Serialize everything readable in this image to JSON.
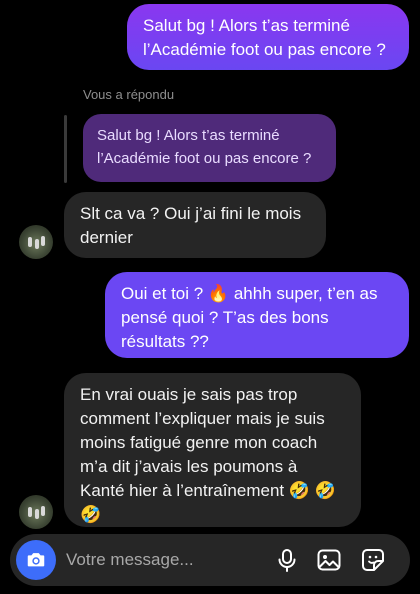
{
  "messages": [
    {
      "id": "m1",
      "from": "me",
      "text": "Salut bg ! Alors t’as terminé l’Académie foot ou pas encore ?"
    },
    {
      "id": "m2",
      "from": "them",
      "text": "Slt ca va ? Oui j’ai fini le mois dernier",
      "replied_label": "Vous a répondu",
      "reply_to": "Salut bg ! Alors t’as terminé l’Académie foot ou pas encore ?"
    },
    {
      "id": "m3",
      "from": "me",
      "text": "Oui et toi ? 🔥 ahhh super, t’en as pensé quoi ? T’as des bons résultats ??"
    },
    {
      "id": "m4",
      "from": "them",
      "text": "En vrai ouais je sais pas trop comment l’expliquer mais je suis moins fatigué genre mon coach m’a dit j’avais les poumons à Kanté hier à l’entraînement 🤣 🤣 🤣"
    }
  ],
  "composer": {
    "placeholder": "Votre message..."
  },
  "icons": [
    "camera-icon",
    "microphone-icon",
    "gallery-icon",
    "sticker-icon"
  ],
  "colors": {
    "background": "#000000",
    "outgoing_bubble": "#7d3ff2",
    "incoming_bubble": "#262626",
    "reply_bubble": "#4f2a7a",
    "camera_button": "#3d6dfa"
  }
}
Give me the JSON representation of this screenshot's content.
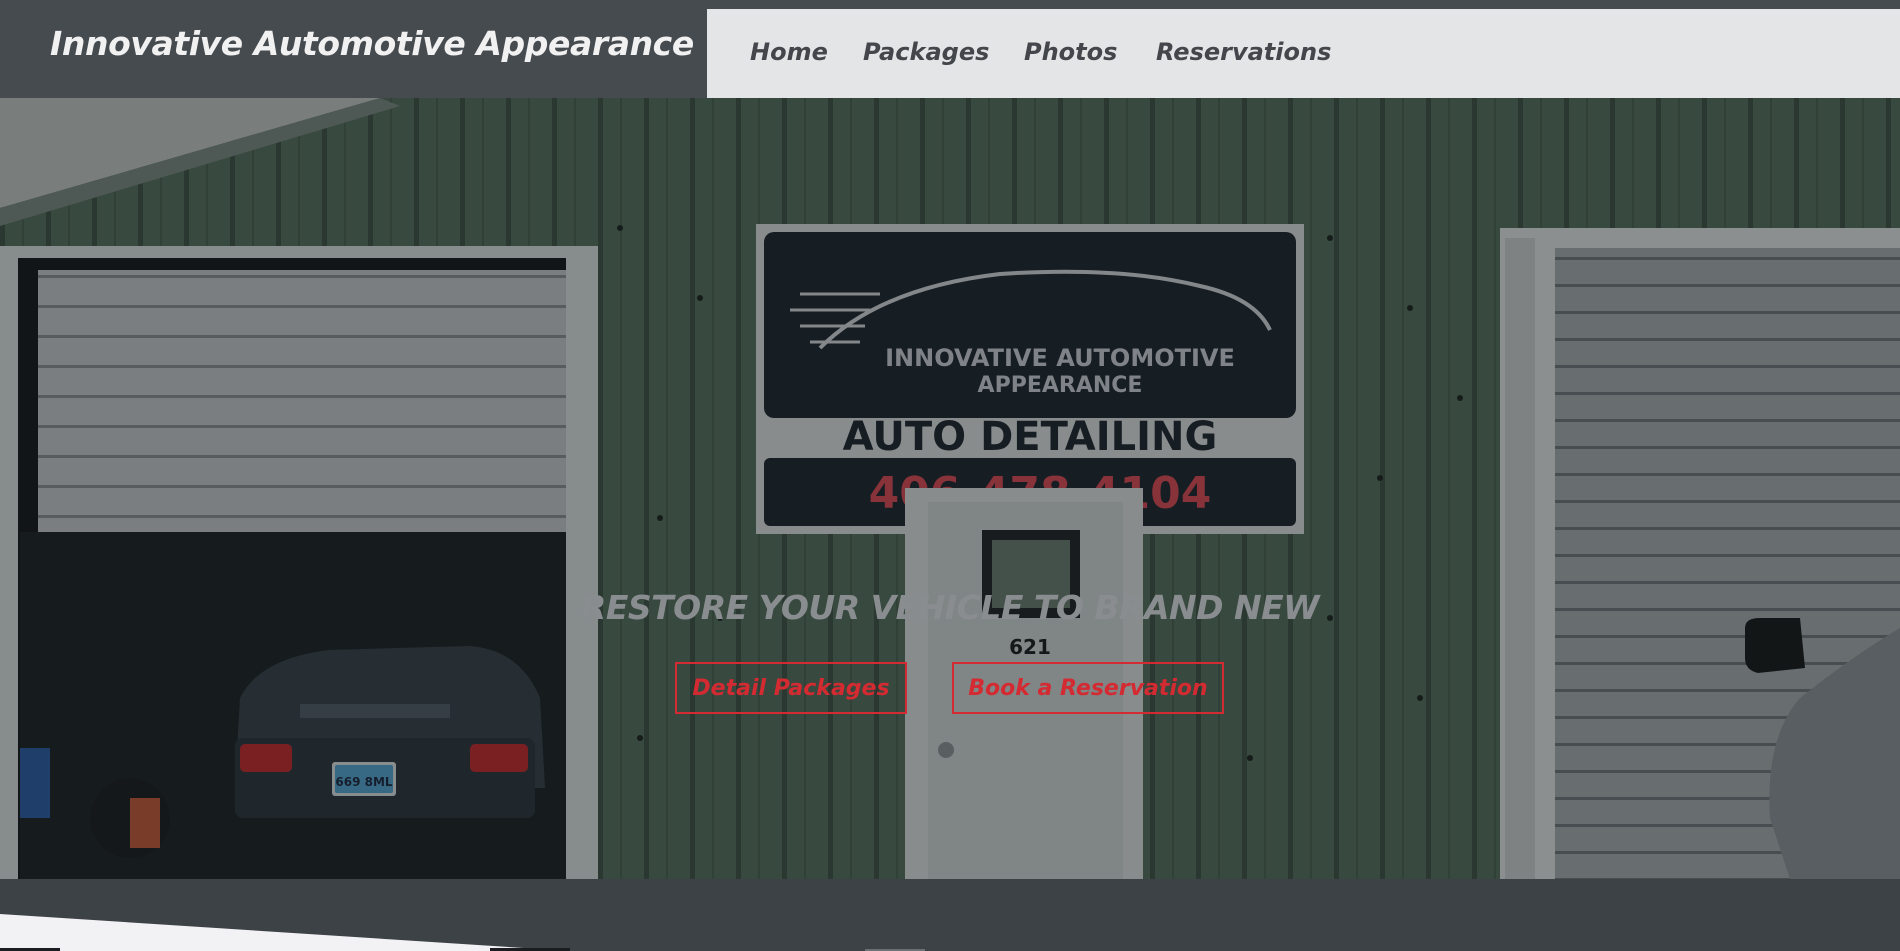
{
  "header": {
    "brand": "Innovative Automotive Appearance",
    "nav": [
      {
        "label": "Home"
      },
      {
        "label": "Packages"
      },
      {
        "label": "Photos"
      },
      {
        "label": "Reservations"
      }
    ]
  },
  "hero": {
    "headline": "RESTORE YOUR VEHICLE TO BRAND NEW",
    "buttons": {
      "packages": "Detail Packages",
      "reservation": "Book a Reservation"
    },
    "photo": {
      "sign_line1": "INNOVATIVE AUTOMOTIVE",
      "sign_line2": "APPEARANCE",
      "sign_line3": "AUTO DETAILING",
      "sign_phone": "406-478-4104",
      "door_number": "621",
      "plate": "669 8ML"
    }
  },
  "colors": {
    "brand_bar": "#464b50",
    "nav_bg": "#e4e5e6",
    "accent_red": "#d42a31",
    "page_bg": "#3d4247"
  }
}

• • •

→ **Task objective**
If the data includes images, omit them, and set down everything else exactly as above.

→ **Response box**
Serialize everything readable in this image to JSON.
{
  "messages": [
    {
      "id": "m1",
      "from": "me",
      "text": "Salut bg ! Alors t’as terminé l’Académie foot ou pas encore ?"
    },
    {
      "id": "m2",
      "from": "them",
      "text": "Slt ca va ? Oui j’ai fini le mois dernier",
      "replied_label": "Vous a répondu",
      "reply_to": "Salut bg ! Alors t’as terminé l’Académie foot ou pas encore ?"
    },
    {
      "id": "m3",
      "from": "me",
      "text": "Oui et toi ? 🔥 ahhh super, t’en as pensé quoi ? T’as des bons résultats ??"
    },
    {
      "id": "m4",
      "from": "them",
      "text": "En vrai ouais je sais pas trop comment l’expliquer mais je suis moins fatigué genre mon coach m’a dit j’avais les poumons à Kanté hier à l’entraînement 🤣 🤣 🤣"
    }
  ],
  "composer": {
    "placeholder": "Votre message..."
  },
  "icons": [
    "camera-icon",
    "microphone-icon",
    "gallery-icon",
    "sticker-icon"
  ],
  "colors": {
    "background": "#000000",
    "outgoing_bubble": "#7d3ff2",
    "incoming_bubble": "#262626",
    "reply_bubble": "#4f2a7a",
    "camera_button": "#3d6dfa"
  }
}
Give me the JSON representation of this screenshot's content.
{
  "header": {
    "brand": "Innovative Automotive Appearance",
    "nav": [
      {
        "label": "Home"
      },
      {
        "label": "Packages"
      },
      {
        "label": "Photos"
      },
      {
        "label": "Reservations"
      }
    ]
  },
  "hero": {
    "headline": "RESTORE YOUR VEHICLE TO BRAND NEW",
    "buttons": {
      "packages": "Detail Packages",
      "reservation": "Book a Reservation"
    },
    "photo": {
      "sign_line1": "INNOVATIVE AUTOMOTIVE",
      "sign_line2": "APPEARANCE",
      "sign_line3": "AUTO DETAILING",
      "sign_phone": "406-478-4104",
      "door_number": "621",
      "plate": "669 8ML"
    }
  },
  "colors": {
    "brand_bar": "#464b50",
    "nav_bg": "#e4e5e6",
    "accent_red": "#d42a31",
    "page_bg": "#3d4247"
  }
}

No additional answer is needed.